I’m back! I kept thinking I had already finished this, and I think that is just because I already wrote my Karna post, and like Duryodhana, I felt like once he died, why go on?Continue reading
Part 6! Back to the main storyline after a detour into Krishna and Karna. Although I guess there will be more detours here, that’s what the Mahabharat is about, all the little stories that make us think about how things happen, how they begin and end.Continue reading
I already did Karna, now here is the other main character of the Mahabharat who is not part of the Pandava 5 brothers, Krishna.
I want to clarify, I am in no way a religious scholar or even just a regular average Hindu.

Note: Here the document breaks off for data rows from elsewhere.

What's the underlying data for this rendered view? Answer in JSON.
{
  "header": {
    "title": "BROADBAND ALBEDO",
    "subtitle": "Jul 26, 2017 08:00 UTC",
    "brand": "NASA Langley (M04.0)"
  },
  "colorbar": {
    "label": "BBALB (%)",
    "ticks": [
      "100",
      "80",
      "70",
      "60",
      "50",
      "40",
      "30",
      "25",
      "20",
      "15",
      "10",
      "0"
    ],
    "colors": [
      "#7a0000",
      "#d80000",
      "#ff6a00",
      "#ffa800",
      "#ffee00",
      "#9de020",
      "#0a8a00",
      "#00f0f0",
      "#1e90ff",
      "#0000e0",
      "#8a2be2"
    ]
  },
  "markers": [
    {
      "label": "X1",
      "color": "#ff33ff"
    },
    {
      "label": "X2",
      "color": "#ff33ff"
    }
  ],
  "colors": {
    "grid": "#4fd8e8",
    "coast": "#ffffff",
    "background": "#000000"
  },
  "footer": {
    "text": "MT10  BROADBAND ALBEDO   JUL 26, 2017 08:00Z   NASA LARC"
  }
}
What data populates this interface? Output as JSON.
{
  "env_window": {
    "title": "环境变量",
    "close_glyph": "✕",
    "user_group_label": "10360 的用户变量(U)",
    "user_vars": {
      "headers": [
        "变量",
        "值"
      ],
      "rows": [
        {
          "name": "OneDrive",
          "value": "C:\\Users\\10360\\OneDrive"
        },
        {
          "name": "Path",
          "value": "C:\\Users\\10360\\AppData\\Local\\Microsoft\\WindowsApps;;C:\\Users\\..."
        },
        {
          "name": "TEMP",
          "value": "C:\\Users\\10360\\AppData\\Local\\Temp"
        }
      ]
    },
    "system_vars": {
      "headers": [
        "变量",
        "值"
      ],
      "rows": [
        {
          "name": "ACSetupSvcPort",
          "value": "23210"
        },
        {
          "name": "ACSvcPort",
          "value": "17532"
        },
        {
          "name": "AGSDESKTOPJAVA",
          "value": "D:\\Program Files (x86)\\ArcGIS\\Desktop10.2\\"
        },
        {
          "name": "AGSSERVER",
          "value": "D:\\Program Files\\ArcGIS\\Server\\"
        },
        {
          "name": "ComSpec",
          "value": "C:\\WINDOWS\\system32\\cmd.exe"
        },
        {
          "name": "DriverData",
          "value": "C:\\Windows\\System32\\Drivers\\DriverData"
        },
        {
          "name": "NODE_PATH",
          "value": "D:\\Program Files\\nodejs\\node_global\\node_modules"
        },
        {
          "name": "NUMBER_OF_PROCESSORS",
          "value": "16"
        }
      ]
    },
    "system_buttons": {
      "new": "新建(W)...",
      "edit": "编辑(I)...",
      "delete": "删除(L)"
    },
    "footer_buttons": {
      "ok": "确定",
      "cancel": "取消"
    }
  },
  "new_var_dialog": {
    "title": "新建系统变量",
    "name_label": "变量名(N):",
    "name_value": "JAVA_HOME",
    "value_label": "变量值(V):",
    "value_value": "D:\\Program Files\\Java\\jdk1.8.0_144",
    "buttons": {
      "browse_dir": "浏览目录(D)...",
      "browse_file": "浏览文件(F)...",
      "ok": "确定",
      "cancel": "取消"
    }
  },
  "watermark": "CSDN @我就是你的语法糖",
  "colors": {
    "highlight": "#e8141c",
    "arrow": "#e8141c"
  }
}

This is the story and philosophy at the most basic level as I have gleaned it through reading various simple versions of the text, and seeing how it played out in the lives of people I know and in the films.
This was a request from Angie, to break down the essential elements of these stories and save you the effort of trying to research them yourself. Obviously, if you are a desi person, you already know them more than well enough. But if you are a non-desi, I can give you a sort of primer on them.
I considered “myths”, but that’s not quite right. There are a combination of Persian legends, Punjabi folk tales, and of course the Puranic stories of Ram and Sita, which are all important to know if you watch Hindi film because they influence the way the narratives play out. Luckily, many of them are summarized and represented through simple songs!
I am having such an American weekend! Star Wars yesterday, and finally catching up on Fargo today! But, since I am still a student of Indian film, just like Star Wars yesterday, Fargo made me start thinking about what it has in common with Indian narratives, and how those narratives might actually be universal.
In this case, the Mahabharata. Or more accurately, the Mahabharata versus the Ramayana.